Parshas Vayechi

Vayechi, Genesis 47:28 – 50:26

The parasha, Torah portion, opens with Jacob on his deathbed 17 years after arriving in Egypt. Jacob blesses Joseph’s two sons, Manasseh (Menashe) and Ephraim (to this day it is a tradition to bless our sons every Shabbat evening with the blessing, “May the Almighty make you like Ephraim and Manasseh” — they grew up in the Diaspora amongst foreign influences and still remained devoted to the Torah. The Shabbat evening blessing for girls is “to be like Sarah, Rivka, Rachel and Leah.”) He then individually blesses each of his sons. The blessings are prophetic and give reproof, where necessary.

A large retinue from Pharaoh’s court accompanies the family to Hebron to bury Jacob in the Ma’arat Hamachpela, the burial cave purchased by Abraham. The Torah portion ends with the death of Joseph and his binding the Israelites to bring his remains with them for burial when they are redeemed from slavery and go to the land of Israel. Thus ends the book of Genesis!

Parshas Vayigash Judah

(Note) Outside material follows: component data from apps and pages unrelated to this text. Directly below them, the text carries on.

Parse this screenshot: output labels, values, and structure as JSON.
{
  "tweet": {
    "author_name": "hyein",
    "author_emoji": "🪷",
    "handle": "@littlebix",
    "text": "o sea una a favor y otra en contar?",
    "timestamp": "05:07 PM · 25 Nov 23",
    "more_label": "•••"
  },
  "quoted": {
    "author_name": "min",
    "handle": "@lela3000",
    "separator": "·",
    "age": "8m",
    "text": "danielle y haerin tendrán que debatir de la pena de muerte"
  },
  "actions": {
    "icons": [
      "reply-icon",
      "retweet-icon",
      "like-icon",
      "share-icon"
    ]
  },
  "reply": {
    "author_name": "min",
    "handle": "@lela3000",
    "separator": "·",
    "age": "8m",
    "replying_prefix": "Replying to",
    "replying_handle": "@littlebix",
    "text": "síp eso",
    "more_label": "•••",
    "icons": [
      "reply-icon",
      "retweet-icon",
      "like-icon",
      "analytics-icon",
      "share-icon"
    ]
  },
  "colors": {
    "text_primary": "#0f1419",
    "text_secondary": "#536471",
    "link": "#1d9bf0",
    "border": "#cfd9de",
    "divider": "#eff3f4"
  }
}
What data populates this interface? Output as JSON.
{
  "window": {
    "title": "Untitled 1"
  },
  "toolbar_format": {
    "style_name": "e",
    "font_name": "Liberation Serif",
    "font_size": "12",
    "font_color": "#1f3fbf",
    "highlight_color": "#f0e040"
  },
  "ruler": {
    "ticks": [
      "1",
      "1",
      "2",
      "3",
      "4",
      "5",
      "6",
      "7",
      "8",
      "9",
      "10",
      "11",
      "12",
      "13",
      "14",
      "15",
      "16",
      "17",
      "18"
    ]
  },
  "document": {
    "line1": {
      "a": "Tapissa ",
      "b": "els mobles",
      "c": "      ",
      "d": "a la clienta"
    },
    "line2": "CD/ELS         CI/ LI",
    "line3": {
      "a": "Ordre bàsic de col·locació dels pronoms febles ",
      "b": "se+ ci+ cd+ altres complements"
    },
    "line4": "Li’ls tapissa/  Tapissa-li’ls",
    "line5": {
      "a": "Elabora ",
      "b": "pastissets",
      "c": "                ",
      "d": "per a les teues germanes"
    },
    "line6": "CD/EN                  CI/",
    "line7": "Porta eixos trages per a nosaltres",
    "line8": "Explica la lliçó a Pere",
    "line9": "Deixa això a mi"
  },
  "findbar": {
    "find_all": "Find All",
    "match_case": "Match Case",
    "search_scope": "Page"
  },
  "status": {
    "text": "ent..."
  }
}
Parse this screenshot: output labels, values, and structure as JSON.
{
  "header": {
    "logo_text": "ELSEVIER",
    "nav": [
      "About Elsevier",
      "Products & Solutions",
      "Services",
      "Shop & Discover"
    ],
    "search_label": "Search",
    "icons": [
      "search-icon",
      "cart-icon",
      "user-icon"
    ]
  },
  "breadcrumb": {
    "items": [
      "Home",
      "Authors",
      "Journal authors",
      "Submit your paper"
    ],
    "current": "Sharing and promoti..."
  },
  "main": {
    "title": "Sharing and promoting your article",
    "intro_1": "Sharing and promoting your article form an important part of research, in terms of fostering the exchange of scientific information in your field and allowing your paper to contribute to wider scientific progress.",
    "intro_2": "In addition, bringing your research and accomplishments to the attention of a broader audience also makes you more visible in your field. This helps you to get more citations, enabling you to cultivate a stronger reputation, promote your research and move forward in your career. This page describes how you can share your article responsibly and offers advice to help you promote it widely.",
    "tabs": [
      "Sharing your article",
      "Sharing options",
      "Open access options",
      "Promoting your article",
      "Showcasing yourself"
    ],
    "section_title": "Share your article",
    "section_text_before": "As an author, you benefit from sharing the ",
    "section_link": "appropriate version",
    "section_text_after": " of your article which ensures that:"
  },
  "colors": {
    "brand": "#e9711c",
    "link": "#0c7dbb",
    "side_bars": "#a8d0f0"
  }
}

Parshas Vayigash Judah makes an impassioned plea to the powerful Egyptian ruler (Joseph, still in disguise) for Benjamin’s life, claiming that Jacob would surely die from sorrow if he lost Benjamin. Judah offers to remain in Egypt as a slave in place of his younger brother. Unable to restrain himself any longer, Joseph reveals his identity to his stunned brothers and forgives them for selling him into slavery so many years before. Joseph then sends his brothers back to the land of Israel, laden with gifts, to bring Jacob and their families down to Egypt where they will live in the province of Goshen. Before Jacob leaves home, G-d appears to him in a ‘vision of the night’, reassuring him that He will be with them and that they will eventually return to the land of Israel as a great nation. After 22 years of separation, Jacob is reunited with his beloved son Joseph. Joseph embraces his father and weeps, overflowing with joy, and then brings his father to meet Pharaoh. The portion concludes by describing how Joseph uses his vast power to amass nearly all of the wealth of Egypt for Pharaoh’s treasury.

Parshas Mikeitz

Parshas Mikeitz – Pharaoh has a two-part dream about seven scrawny cows devouring seven robust cows, followed by seven thin stalks of grain swallowing seven healthy, good ones. When his advisers are unable to adequately interpret the dream, Pharaoh summons Joseph, who had been in prison for a total of twelve years. Ascribing his power of interpretation solely to G-d, Joseph tells Pharaoh that Egypt will first experience seven years of abundant crops, and then will be ravaged by a devastating famine. Pharaoh appoints Joseph as viceroy of Egypt, making him the second most powerful man in the land (this is a source for the sport of tennis in the Torah — we see that Joseph … served in Pharaoh’s court). Joseph’s wife Asnat gives birth to two sons, Menashe and Ephraim, and the years of plenty and famine unfold just as Joseph had predicted. With the famine devastating the land of Canaan (Israel), Joseph’s brothers descend to Egypt to purchase food. When they don’t recognize their royal brother, Joseph sets in motion a plan to determine if the brothers have fully repented for their sin of selling him almost twenty-two years before. Joseph acts detached, accusing them of being spies, and holds Simeon hostage. Joseph then allows the rest of the brothers to go with food to their father on the condition that they return with their youngest brother Benjamin. With great reluctance, Jacob agrees to this condition. Mikeitz concludes with the looming threat that Benjamin will be made a slave to the Egyptian ruler.

Parshas Vayeshev

Parshas Vayeshev

Jacob’s favoritism toward Joseph incites his brother’s hatred. Their jealousy increases when Joseph tells them about two dreams which indicate that they will one day be subservient to him. Jacob sends Joseph to check up on his brothers, and upon seeing him approaching they plot to kill him. Reuben convinces the brothers not to kill Joseph, but is unable to totally save him as the brothers sell Joseph into slavery in Egypt. …After dipping Joseph’s coat in blood, they return to their father who assumes that his beloved son was torn apart by a savage beast. The Torah then digresses to relate the story of Judah and his daughter-in-law Tamar. The narrative then returns to Joseph in Egypt, where he becomes an extremely successful slave and is placed in charge of his master’s household. His master’s wife repeatedly tries to seduce Joseph, and when he refuses he is thrown into prison. Ten years later, Pharaoh’s chief butler and baker are placed into the same prison. One night they each have a perplexing dream that Joseph accurately interprets, setting the stage for his release from prison.